Test Plan: Charlie was originally a demonstration project. A customer, a telco, was looking to build an ISP service. They wanted to sell bandwidth. One of the services they wanted to do was a managed router project. These services tend to be everything down to the plug into your LAN. The telco sells you a server, a router, they preconfigure everything and manage it at their office where you don't have to see it. The telco was looking at the back end of this.
What they did was go to a consulting firm and paid them a large sum of money to get them an infrastructure to provide this service. They had to provide a pretty stringent service level, with guaranteed uptime. All the versions of Linux and NT that I'm aware of don't provide the ability to control the resources that any given user uses. In the mainframe environment this is something that was solved years ago. When they went to the original consultant, they said, 'Give us a design.' The consultant gave them a pretty basic Sun design, with two machines for DNS and one machine for a more I/O intensive application. Two UE2s and one UE450, mostly because you needed bunches of disks. This is about $50K worth of hardware and they were going to replicate it for each customer. They projected 250 initial customers, so they would need 750 machines.
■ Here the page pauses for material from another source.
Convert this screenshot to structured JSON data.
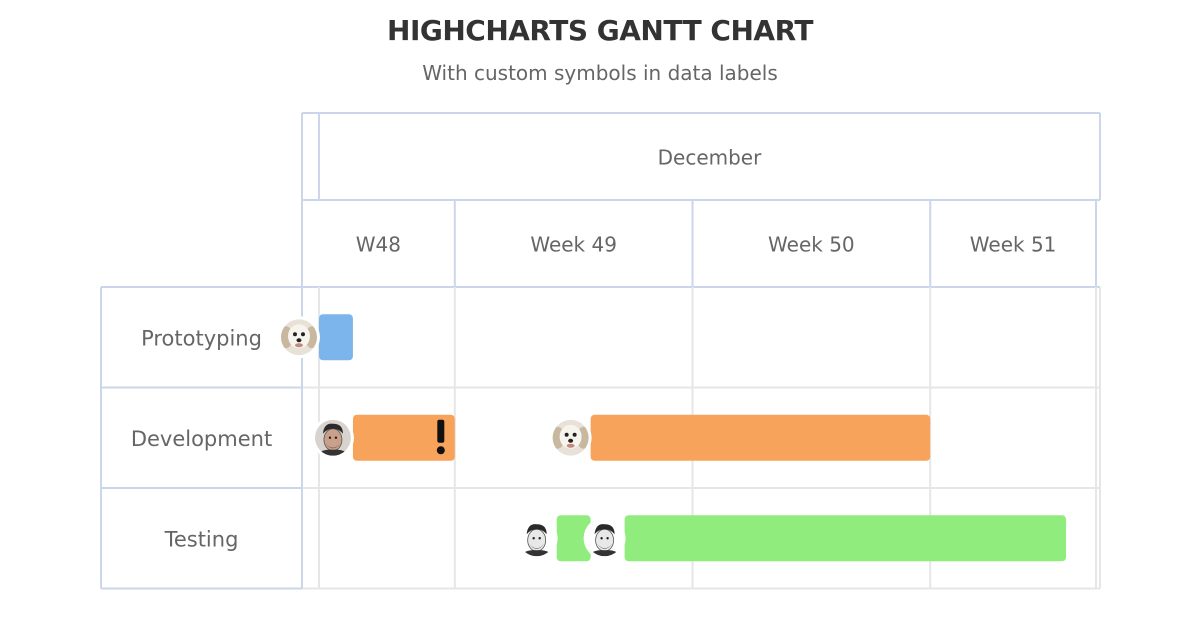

You also need rack space, and a building to put it in. You need network cables, routers, switches -- all this peripheral infrastructure. If you're held to service level agreements, you need some way to measure that. You need a way to quickly restore a system if you have a hardware failure, backups -- this all takes people.
They were looking at a price tag on the order of 50 to 60 million dollars. As everyone knows, the phone company has lots of money and can do this kind of system. We had done some other work for them., though, so they called us and said, 'Can you give us a second opinion?' We realized this was a configuration in which most of the servers were identical. What if we could do this in an environment of virtual servers?
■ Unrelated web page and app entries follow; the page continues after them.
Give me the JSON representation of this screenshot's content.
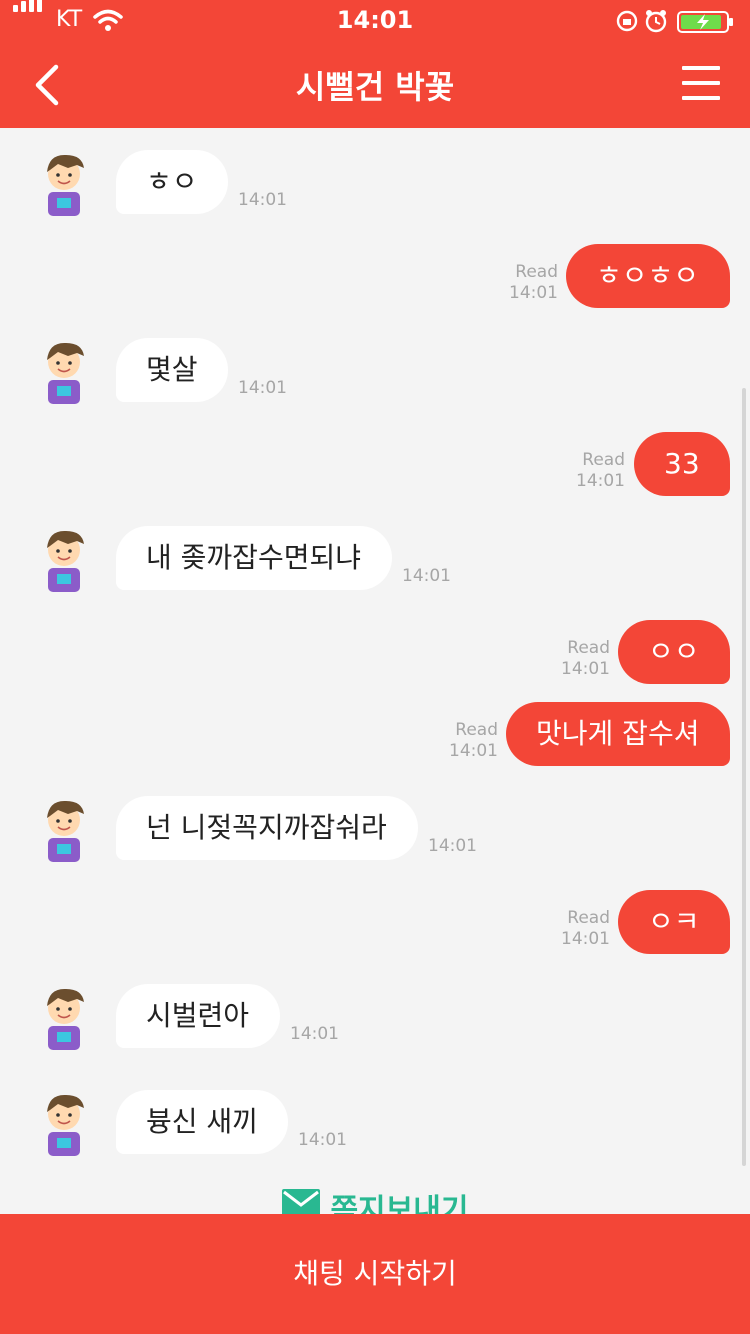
{
  "status_bar": {
    "carrier": "KT",
    "time": "14:01"
  },
  "header": {
    "title": "시뻘건 박꽃"
  },
  "messages": [
    {
      "dir": "in",
      "text": "ㅎㅇ",
      "time": "14:01"
    },
    {
      "dir": "out",
      "text": "ㅎㅇㅎㅇ",
      "read": "Read",
      "time": "14:01"
    },
    {
      "dir": "in",
      "text": "몇살",
      "time": "14:01"
    },
    {
      "dir": "out",
      "text": "33",
      "read": "Read",
      "time": "14:01"
    },
    {
      "dir": "in",
      "text": "내 좆까잡수면되냐",
      "time": "14:01"
    },
    {
      "dir": "out",
      "text": "ㅇㅇ",
      "read": "Read",
      "time": "14:01"
    },
    {
      "dir": "out",
      "text": "맛나게 잡수셔",
      "read": "Read",
      "time": "14:01"
    },
    {
      "dir": "in",
      "text": "넌 니젖꼭지까잡숴라",
      "time": "14:01"
    },
    {
      "dir": "out",
      "text": "ㅇㅋ",
      "read": "Read",
      "time": "14:01"
    },
    {
      "dir": "in",
      "text": "시벌련아",
      "time": "14:01"
    },
    {
      "dir": "in",
      "text": "븅신 새끼",
      "time": "14:01"
    }
  ],
  "footer": {
    "message_link": "쪽지보내기",
    "start_chat": "채팅 시작하기"
  },
  "colors": {
    "accent": "#f34637",
    "link": "#29b891",
    "background": "#f4f4f4"
  }
}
This particular customer has a System/390 already in place. They use it to print about 300,000 or 400,000 bills a month, just for one region of their national network. They had a test partition available and were already VM customers. We proposed to them building a similar server "farm" using Linux, VM, and open source tools to provide the services to the customers on their 390 platform.
We did the initial study in terms of floor space, power consumption, and assuming they bought a new [System/390] machine to do it. It came out around two to three million dollars. They were uncomfortable with committing to this kind of solution without actually seeing it work. We were uncomfortable too -- this was all pretty leading edge stuff.
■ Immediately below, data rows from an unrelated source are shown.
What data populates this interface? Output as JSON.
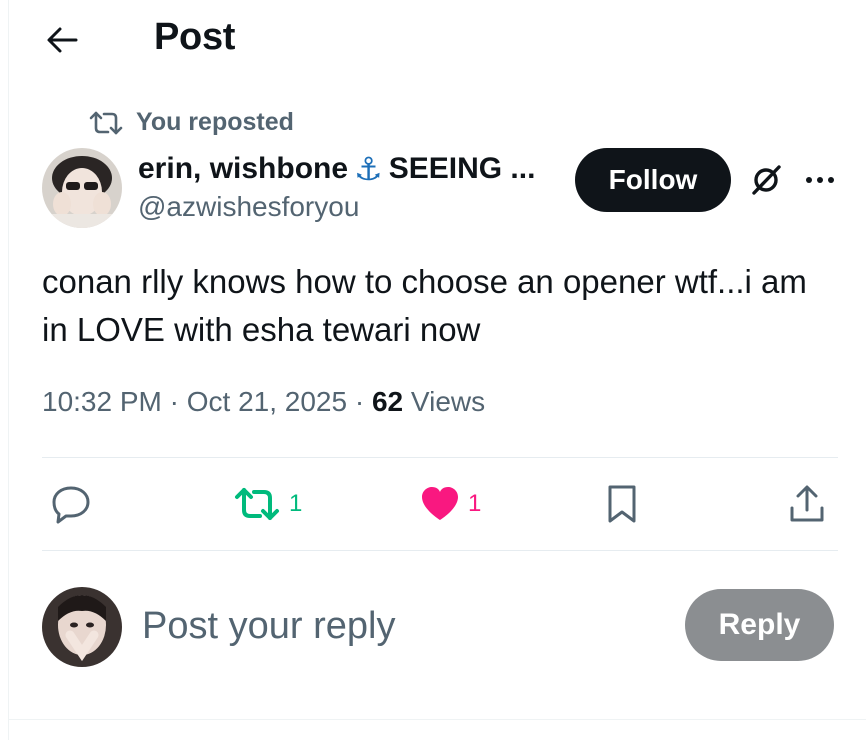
{
  "header": {
    "title": "Post",
    "back_icon": "arrow-left-icon"
  },
  "repost_context": {
    "label": "You reposted",
    "icon": "repost-icon"
  },
  "author": {
    "name": "erin, wishbone",
    "emoji": "⚓",
    "name_suffix": "SEEING ...",
    "handle": "@azwishesforyou",
    "avatar": "avatar-photo"
  },
  "follow_button": {
    "label": "Follow"
  },
  "post": {
    "text": "conan rlly knows how to choose an opener wtf...i am in LOVE with esha tewari now"
  },
  "meta": {
    "time": "10:32 PM",
    "separator": "·",
    "date": "Oct 21, 2025",
    "views_count": "62",
    "views_label": "Views"
  },
  "actions": {
    "reply": {
      "icon": "comment-icon",
      "count": ""
    },
    "repost": {
      "icon": "repost-icon",
      "count": "1",
      "color": "#00ba7c"
    },
    "like": {
      "icon": "heart-icon",
      "count": "1",
      "color": "#f91880"
    },
    "bookmark": {
      "icon": "bookmark-icon"
    },
    "share": {
      "icon": "share-icon"
    }
  },
  "reply_composer": {
    "placeholder": "Post your reply",
    "button_label": "Reply"
  },
  "colors": {
    "text_primary": "#0f1419",
    "text_secondary": "#536471",
    "follow_bg": "#0f1419",
    "reply_btn_disabled": "#8b8e91"
  }
}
The initial [project] was to build a working model of day one, with 250 customers. Over the next week, we built a lot of tools, did a lot of experimenting and crashed Linux about ninety billion times. The process was to build tools that let us create, and duplicate, Linux environments between virtual machines. We had to come up with what could be shared between instances. It's different from a development environment where people are screwing around with stuff. The only thing that had to be different was the actual data that you're working on.
We built the web infrastructure, and something to generate the load. They put some pretty serious constraints around it. It had to be a pretty real-world case. We did it in stages. The first was the initial 250 customers. Test Plan: Beta took this to two thousand, and then ten thousand customers, to see if this would work, and what were the boundaries on how far this thing could scale.
Test Plan: Charlie was just, 'Let's go for broke.' So we started duplicating the virtual servers. When we hit 41,400 servers, we saw a message that said, 'I can't allocate any more resources.' It didn't crash and burn, it stayed up. This is an insane load! This thing was paging its brains out. [It had only 128 meg of RAM]. I wouldn't recommend this configuration for the real world.